It’s essential to take these kinds of business limitations or goals into account when designing the unified commerce experience across channels.
From a physical store point of view, intentional differentiation can also make sense when a business has different store layouts or specialty stores different from their main store configurations. Kiosks, pop-up stores, and delivery systems may have specific purposes or limitations that will need careful consideration when designing a unified commerce strategy. Having a flexible core architecture allows for variation and is key to enabling a catered experience to differentiate the brand as dictated by each channel use case.
Investment and support
With any digital change and transformation, every stakeholder within the business must be on board for change. Every member of the organization must understand and embrace the strategy as part of its DNA. To get that kind of buy-in, a business needs a person who drives, controls and nurtures that desire for change.
“Organizations with digital transformation at the forefront of business priorities succeed because they are willing to make the necessary time, resource, and talent investments and are committed to working through the challenging steps required to accomplish their overall goals.” - Broadleaf Commerce, Unified Commerce: The Speed of Change.
Thoughtful and thorough stakeholder interviews are an excellent tool for garnering full support for any digital transformation project.
Beyond buy-in, business leaders with the desire for change must make careful budget considerations while adequately managing expectations. Unified commerce transformations take weeks or even months and require significant investments.
How to approach unified commerce change
There are two ways of approaching the architecture and systems changes a business will need to create a complete and effective unified commerce methodology and achieve the desired outcome of brand synchronicity across all channels.
Rip and replace
When using a rip and replace method, an organization will set up the new system entirely on its own, find the cleanest integration points in and out of the system, then “flip the switch” from using the old system to the new.
This might sound like an easy way to overhaul an existing enterprise commerce system, but in reality, it can be a complex, time-consuming and expensive solution.

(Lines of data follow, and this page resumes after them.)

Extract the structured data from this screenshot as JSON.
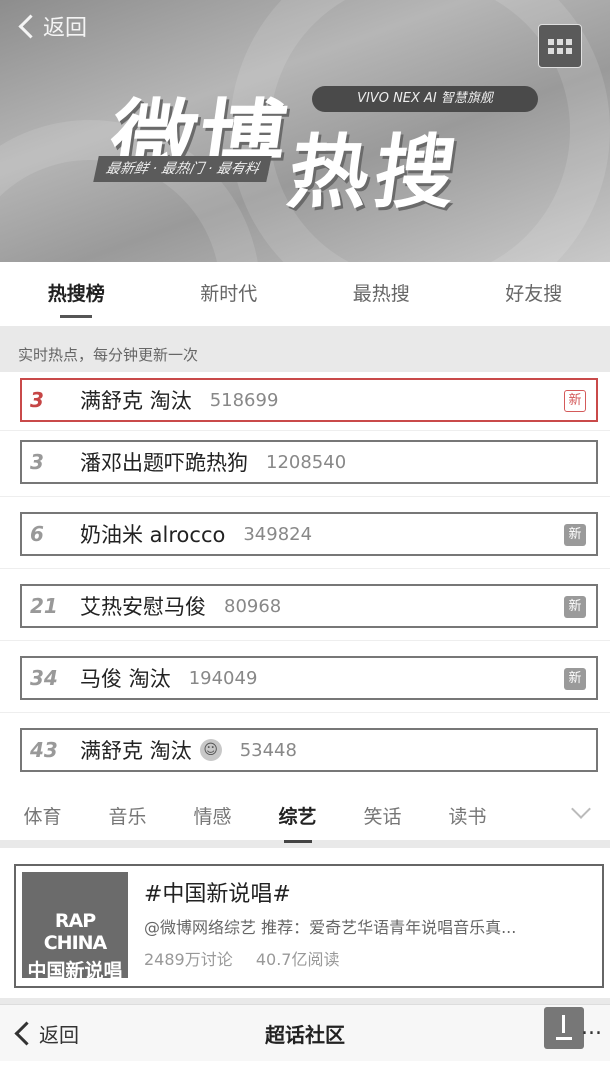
{
  "header": {
    "back_label": "返回",
    "logo_line1": "微博",
    "logo_line2": "热搜",
    "sponsor": "VIVO NEX AI 智慧旗舰",
    "tagline": "最新鲜 · 最热门 · 最有料"
  },
  "tabs": [
    {
      "label": "热搜榜",
      "active": true
    },
    {
      "label": "新时代",
      "active": false
    },
    {
      "label": "最热搜",
      "active": false
    },
    {
      "label": "好友搜",
      "active": false
    }
  ],
  "subtitle": "实时热点，每分钟更新一次",
  "list": [
    {
      "rank": "3",
      "title": "满舒克 淘汰",
      "count": "518699",
      "badge": "新",
      "highlight": true
    },
    {
      "rank": "3",
      "title": "潘邓出题吓跪热狗",
      "count": "1208540",
      "badge": "",
      "highlight": false
    },
    {
      "rank": "6",
      "title": "奶油米 alrocco",
      "count": "349824",
      "badge": "新",
      "highlight": false
    },
    {
      "rank": "21",
      "title": "艾热安慰马俊",
      "count": "80968",
      "badge": "新",
      "highlight": false
    },
    {
      "rank": "34",
      "title": "马俊 淘汰",
      "count": "194049",
      "badge": "新",
      "highlight": false
    },
    {
      "rank": "43",
      "title": "满舒克 淘汰",
      "count": "53448",
      "badge": "",
      "highlight": false
    }
  ],
  "categories": [
    {
      "label": "体育",
      "active": false
    },
    {
      "label": "音乐",
      "active": false
    },
    {
      "label": "情感",
      "active": false
    },
    {
      "label": "综艺",
      "active": true
    },
    {
      "label": "笑话",
      "active": false
    },
    {
      "label": "读书",
      "active": false
    }
  ],
  "topic": {
    "thumb_line1": "RAP CHINA",
    "thumb_line2": "中国新说唱",
    "title": "#中国新说唱#",
    "desc": "@微博网络综艺 推荐：爱奇艺华语青年说唱音乐真...",
    "discussions": "2489万讨论",
    "reads": "40.7亿阅读"
  },
  "bottom_bar": {
    "back_label": "返回",
    "title": "超话社区",
    "more": "..."
  }
}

The simple truth is that many businesses cannot manage the volume of changes and integrations all at once — especially when trying to get legacy systems, finance, and supply-chain systems to align together seamlessly. Personnel requirements are quite often overlooked. You need the staff to keep the older system running and have another workforce build the new systems. Then, you will need a clear and detailed migration plan for the big switch. The actual migration must be flawless or expensive delays, rollbacks, and data compiling exercises will drag the launch date on and on.

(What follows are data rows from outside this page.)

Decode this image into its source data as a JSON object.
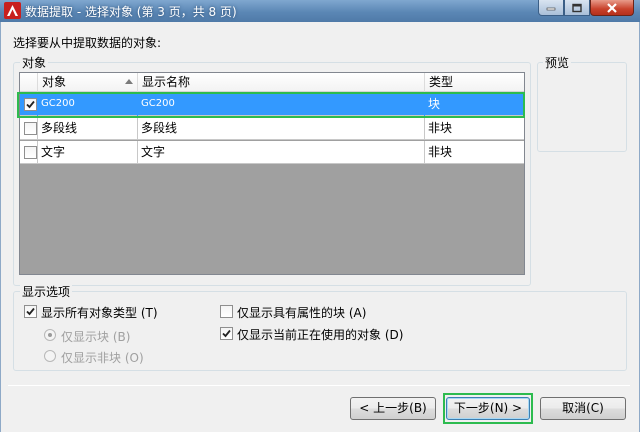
{
  "window": {
    "title": "数据提取 - 选择对象 (第 3 页，共 8 页)"
  },
  "prompt": "选择要从中提取数据的对象:",
  "objects_group": {
    "label": "对象",
    "columns": [
      "对象",
      "显示名称",
      "类型"
    ],
    "rows": [
      {
        "checked": true,
        "object": "GC200",
        "display": "GC200",
        "type": "块",
        "selected": true
      },
      {
        "checked": false,
        "object": "多段线",
        "display": "多段线",
        "type": "非块",
        "selected": false
      },
      {
        "checked": false,
        "object": "文字",
        "display": "文字",
        "type": "非块",
        "selected": false
      }
    ]
  },
  "preview_group": {
    "label": "预览"
  },
  "display_options": {
    "label": "显示选项",
    "show_all_types": {
      "label": "显示所有对象类型 (T)",
      "checked": true
    },
    "only_blocks": {
      "label": "仅显示块 (B)",
      "selected": true,
      "enabled": false
    },
    "only_non_blocks": {
      "label": "仅显示非块 (O)",
      "selected": false,
      "enabled": false
    },
    "only_attr_blocks": {
      "label": "仅显示具有属性的块 (A)",
      "checked": false
    },
    "only_in_use": {
      "label": "仅显示当前正在使用的对象 (D)",
      "checked": true
    }
  },
  "buttons": {
    "prev": "< 上一步(B)",
    "next": "下一步(N) >",
    "cancel": "取消(C)"
  },
  "colors": {
    "selection": "#3399ff",
    "highlight": "#2dbb4f",
    "titlebar": "#5b87b5"
  }
}
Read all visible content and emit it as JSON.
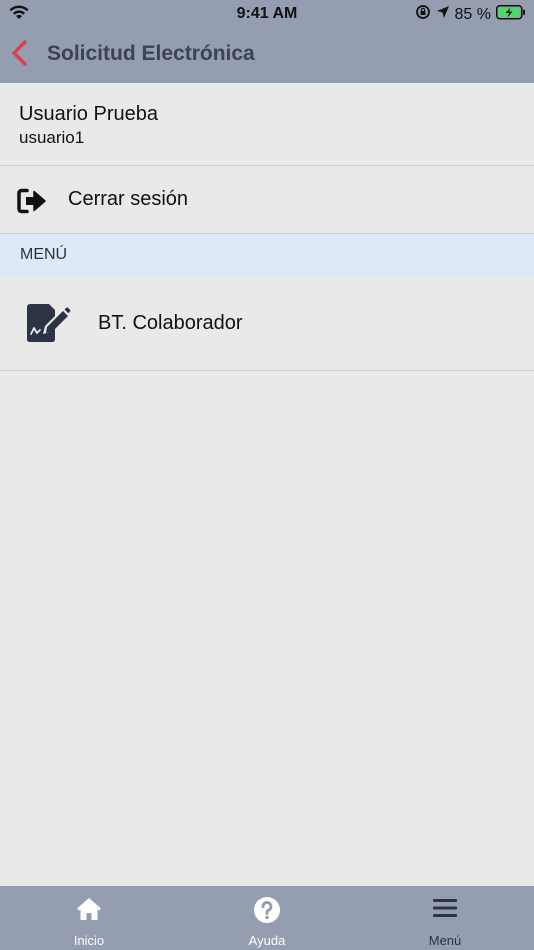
{
  "status_bar": {
    "time": "9:41 AM",
    "battery_text": "85 %",
    "icons": [
      "wifi-icon",
      "orientation-lock-icon",
      "location-icon",
      "battery-charging-icon"
    ]
  },
  "nav": {
    "title": "Solicitud Electrónica",
    "back_icon": "chevron-left-icon"
  },
  "user": {
    "name": "Usuario Prueba",
    "id": "usuario1"
  },
  "logout": {
    "label": "Cerrar sesión",
    "icon": "sign-out-icon"
  },
  "menu": {
    "header": "MENÚ",
    "items": [
      {
        "label": "BT. Colaborador",
        "icon": "document-signature-icon"
      }
    ]
  },
  "tabbar": {
    "tabs": [
      {
        "label": "Inicio",
        "icon": "home-icon"
      },
      {
        "label": "Ayuda",
        "icon": "question-circle-icon"
      },
      {
        "label": "Menú",
        "icon": "hamburger-menu-icon"
      }
    ]
  },
  "colors": {
    "bar_background": "#959eb1",
    "accent_back": "#d9414f",
    "title_text": "#3c4354",
    "menu_header_background": "#dfe8f8",
    "page_background": "#e9e9e9"
  }
}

Incremental and continuous improvements
A far more common approach to creating a unified commerce ecosystem for enterprises is to plan the transformation incrementally. A project is broken down into manageable, meticulously planned sprints, launches, and iterations using an Agile development approach. As each phase is brought to life, this often means that parts of the existing ecosystem are decommissioned. The key to incremental approaches is to ensure the entire business is on board with the perceived pace of the overall initiative, so there is support, understanding, and participation at every stage.

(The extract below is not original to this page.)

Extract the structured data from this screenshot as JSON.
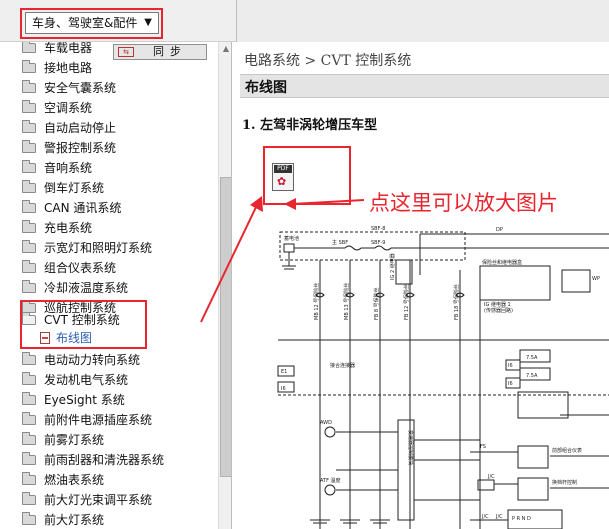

If your organization is ready to start exploring a unified commerce strategy, the first step is to reach out to our consultants. They can answer any questions you might have about creating the right integrations to make your commerce ecosystem the best that it can be while respecting legacy processes and systems that have to stay.